LKofa National Wildlife Refuge
Western Arizona


The tortured landscape of this mountain range rises abruptly from the desert floor in a series of sheer cliff faces, towering rock spires and deep cut canyons.
The observing site is located within the Kofa National Wildlife Refuge, a 664,300 acre preserve established in 1939 by the US Fish and Wildlife Service.
Its unique bio-habitat is home to the only native palm trees found in Arizona as well as a thriving population of nearly 800 bighorn sheep. Many notable mines
were established in this area in the early 1900’s, the most famous being the “King of Arizona Mine”. The name of the mountain range and the wildlife
refuge, Kofa, is a contracted version of “King of Arizona”.
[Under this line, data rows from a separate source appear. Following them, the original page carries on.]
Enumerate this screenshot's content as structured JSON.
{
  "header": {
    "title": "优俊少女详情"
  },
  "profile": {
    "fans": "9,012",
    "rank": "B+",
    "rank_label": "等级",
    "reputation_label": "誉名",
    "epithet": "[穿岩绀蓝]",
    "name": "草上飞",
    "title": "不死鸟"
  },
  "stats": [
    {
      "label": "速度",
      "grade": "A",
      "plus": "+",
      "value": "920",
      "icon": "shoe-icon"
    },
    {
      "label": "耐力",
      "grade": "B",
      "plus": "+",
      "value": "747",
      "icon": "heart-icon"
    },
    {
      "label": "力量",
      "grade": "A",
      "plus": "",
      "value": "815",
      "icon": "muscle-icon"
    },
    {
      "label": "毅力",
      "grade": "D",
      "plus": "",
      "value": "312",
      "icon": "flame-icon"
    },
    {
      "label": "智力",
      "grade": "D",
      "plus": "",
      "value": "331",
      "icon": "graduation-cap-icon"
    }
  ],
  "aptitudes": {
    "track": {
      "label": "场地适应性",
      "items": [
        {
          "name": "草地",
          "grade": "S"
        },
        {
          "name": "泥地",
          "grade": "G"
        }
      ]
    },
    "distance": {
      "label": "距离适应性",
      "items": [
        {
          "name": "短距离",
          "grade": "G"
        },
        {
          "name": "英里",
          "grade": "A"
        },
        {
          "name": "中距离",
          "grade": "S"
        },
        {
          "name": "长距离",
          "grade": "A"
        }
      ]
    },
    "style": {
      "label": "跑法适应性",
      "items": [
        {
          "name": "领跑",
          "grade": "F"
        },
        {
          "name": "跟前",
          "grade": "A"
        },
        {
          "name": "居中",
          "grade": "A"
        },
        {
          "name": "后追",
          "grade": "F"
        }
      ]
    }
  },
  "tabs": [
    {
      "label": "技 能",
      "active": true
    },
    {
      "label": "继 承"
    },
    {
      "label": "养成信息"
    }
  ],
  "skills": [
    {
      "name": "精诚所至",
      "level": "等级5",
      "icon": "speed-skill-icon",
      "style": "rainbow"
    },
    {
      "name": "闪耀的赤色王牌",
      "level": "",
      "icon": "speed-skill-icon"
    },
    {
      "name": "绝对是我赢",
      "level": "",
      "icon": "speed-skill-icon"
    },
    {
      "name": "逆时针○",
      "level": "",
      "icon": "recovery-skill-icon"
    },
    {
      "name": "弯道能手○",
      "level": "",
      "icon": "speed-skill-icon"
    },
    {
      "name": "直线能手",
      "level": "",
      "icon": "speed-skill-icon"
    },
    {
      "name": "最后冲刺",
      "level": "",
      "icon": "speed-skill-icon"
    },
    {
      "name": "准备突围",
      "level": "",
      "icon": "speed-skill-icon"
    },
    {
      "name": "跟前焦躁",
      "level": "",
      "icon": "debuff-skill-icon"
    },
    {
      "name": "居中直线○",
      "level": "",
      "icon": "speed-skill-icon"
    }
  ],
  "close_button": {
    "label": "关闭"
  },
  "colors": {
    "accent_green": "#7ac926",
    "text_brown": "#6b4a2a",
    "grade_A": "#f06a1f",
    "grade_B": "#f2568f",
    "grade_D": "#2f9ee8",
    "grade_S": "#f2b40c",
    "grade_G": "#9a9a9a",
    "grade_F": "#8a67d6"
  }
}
Signed entry into the Kofa National Wildlife Refuge. Because it is a federally mandated and regulated region, numerous public use regulations
are in effect for visitors. Off-road vehicle traffic is prohibited and camping is restricted to 14 days at any site. A Public Regulations brochure listing
the "Do's and Don’ts" is available at most unmanned entry stations like the one shown above. Penalties for violations are quite stiff.


Arizona is known for its gorgeous sunsets. This particular one was captured with my Canon 5D and a 70-200mm f/2.8L IS AF zoom
lens on October 13, 2007. Illumination of the foreground was accomplished with a Canon Speedlite 580EX flash.
The Moon is but a thin sliver in the above image at a mere 7.49% phase.


After nightfall all sorts of creatures emerge from their underground dens. This tarantula was found passing near my campsite about an hour after dark.
In the desert it's always a good idea to carry a flashlight with you when walking around at night so as to avoid stepping on the critters.